The European markets closed positively on Thursday, with investors watching developments on the coronavirus front and assessing political developments in Germany and Sweden.
In particular, the pan-European Stoxx 600 recorded gains of 0.42% to 481.72 points while the other pan-European Stoxx 50 added 0.40% to 4,293.24 points.
On the rest of the board, the German DAX strengthened by 0.25% to 15,917.98 points, the British FTSE 100 gained 0.33% to 7,310.37 points and the French CAC-40 closed at 7,075.87 points with an increase of 0.48%.
In the periphery, the Spanish IBEX-35 moved up 0.56% to 8,840.90, while the Italian FTSE MIB, against the rest of the climate, recorded losses of 0.04% at 27,098.83 points.
Investors were looking at political developments in Europe. In Germany, the new ruling coalition of Social Democrats, Greens and Liberals was announced on Wednesday, ending the political uncertainty of previous weeks.
Under the deal, former Finance Minister Olaf Soltz will take over as chancellor, replacing Angela Merkel in early December, who has been in power for 16 years.
Sweden’s newly elected Prime Minister Magdalena Anderson, meanwhile, resigned on Wednesday. a few hours after her appointment. Magdalena Anderson was forced to resign after lawmakers voted against the government’s budget, leading to the exit of the ruling Green Party.
Investors are also watching closely for a “resurgence” of coronavirus outbreaks in Europe, as some countries take new, more restrictive measures to stem the pandemic.
Italy announced on Wednesday night that it would implement tougher measures while Germany currently avoids imposing a new universal lockdown as the future coalition government wants to wait and see if stricter rules on vaccination certificates help reduce increasing cases. However, Soltz said on Wednesday that vaccinations should be mandatory for certain population groups.
At the end of the day, German GDP grew by 1.7% in the third quarter from the previous quarter, slightly losing analysts’ estimates.

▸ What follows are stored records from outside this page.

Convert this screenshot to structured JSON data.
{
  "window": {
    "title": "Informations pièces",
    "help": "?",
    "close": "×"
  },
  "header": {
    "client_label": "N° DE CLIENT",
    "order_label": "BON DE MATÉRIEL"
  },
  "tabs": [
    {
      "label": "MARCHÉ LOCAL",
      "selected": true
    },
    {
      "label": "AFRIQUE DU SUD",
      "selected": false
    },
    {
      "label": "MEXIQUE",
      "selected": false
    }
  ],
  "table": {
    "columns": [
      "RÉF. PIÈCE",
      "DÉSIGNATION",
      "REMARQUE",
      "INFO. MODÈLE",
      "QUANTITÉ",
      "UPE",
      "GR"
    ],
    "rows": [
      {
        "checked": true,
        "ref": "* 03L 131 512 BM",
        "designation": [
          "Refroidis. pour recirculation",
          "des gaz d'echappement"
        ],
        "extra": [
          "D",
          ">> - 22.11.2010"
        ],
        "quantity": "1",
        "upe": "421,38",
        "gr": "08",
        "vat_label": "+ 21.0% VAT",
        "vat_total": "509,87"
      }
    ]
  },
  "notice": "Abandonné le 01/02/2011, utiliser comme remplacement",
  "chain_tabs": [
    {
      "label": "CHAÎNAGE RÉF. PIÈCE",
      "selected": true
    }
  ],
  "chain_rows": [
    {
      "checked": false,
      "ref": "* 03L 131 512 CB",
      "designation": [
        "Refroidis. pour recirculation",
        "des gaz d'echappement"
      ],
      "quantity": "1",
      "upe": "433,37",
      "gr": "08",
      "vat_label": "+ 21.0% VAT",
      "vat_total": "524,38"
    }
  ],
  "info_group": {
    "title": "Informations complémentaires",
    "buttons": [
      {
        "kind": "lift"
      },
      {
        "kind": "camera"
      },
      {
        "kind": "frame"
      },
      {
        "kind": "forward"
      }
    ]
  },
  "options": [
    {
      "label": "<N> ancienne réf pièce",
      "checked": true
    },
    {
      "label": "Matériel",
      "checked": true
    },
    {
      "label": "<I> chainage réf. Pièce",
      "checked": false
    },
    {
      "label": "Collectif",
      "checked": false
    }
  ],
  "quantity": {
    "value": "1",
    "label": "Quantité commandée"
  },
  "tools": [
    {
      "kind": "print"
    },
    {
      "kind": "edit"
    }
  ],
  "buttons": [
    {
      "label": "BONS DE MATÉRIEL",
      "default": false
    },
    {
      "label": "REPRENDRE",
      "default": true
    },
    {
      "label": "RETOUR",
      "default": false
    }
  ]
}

The German GfK consumer confidence index also showed that the inflation rally and the Covid-19 case jump have recently weighed on consumer confidence. The survey fell to -1.6 from the revised 1.0 in November.